Could a similar fate await Trump? Many of his opponents are deluded enough to hope that he, too, will be knocked out of the leadership contest by a younger and less objectionable rival.

Irrespective of the many other similarities, however, the American political system favors Trump far more than the British system favored Johnson. Johnson’s gambit fell first to the tender mercies of his fellow Conservative MPs, many of whom openly announced that they would never again support him. That alone is unthinkable in today’s Republican Party, where to oppose Trump is practically an act of political suicide. Of the ten Republican congressmen who voted in favor of his second impeachment, eight were either defeated in their primary elections this year or decided not to run for reelection at all. The rest of the congressional GOP strongly covets Trump’s support and endorsements, which succeeded in over 90 percent of 2022 primary contests. His only credible potential opponent for the 2024 nomination, Florida Governor Ron DeSantis, is a Trump protégé who agrees with the former president on every issue of importance, even if they keep a certain distance from each other.

Johnson’s parliamentary Conservative detractors spend a lot of time in London, where they are more vulnerable to lobbying, leftist urban sensibilities, and other pressures. Republicans submerged in the Washington swamp have the same problem, but Trump’s nomination does not depend on them in almost any way. It is in the American heartland where his future will be decided. Almost all internal party polls show Trump as the Republicans’ clear favorite for 2024, with DeSantis, who has also not declared his candidacy, trailing by margins of 20 to 30 points. The Never Trumper position has become so dire that many urban Republicans who hold it now openly favor the Democrats, or have actually become Democrats.
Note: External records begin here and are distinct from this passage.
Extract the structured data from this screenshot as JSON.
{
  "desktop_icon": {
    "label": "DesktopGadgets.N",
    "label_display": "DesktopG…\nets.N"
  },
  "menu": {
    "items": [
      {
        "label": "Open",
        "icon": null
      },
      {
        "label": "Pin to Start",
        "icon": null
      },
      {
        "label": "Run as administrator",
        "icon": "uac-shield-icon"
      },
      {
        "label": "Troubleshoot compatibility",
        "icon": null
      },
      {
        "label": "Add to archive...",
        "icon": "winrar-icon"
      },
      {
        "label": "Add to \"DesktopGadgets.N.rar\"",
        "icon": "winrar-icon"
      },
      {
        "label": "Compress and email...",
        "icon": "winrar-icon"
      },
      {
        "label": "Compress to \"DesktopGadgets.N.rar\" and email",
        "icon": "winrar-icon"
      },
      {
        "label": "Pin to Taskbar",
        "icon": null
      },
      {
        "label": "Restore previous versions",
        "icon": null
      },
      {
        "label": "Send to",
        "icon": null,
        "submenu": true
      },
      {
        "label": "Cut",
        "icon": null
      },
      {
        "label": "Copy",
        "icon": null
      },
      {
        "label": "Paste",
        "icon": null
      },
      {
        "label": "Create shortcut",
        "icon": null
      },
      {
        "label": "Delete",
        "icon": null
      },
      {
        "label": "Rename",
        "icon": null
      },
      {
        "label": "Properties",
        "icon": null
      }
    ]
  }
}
Anti-Johnson Tories have no similar temptation to leave their party or moan that their party left them. Their structural strength in Westminster leaves them with no reason to. As their spiritual forefathers did to Margaret Thatcher in 1990, they have used their procedural power to force a moderate alternative on the Conservative rank-and-file, whose resentment of the metropolitan elite will only grow. The new prime minister’s pro-tax policies and anti-tax family history probably won’t help him succeed in a UK facing a recession. Whereas for Trump, as the world already knows, it’s all about winning.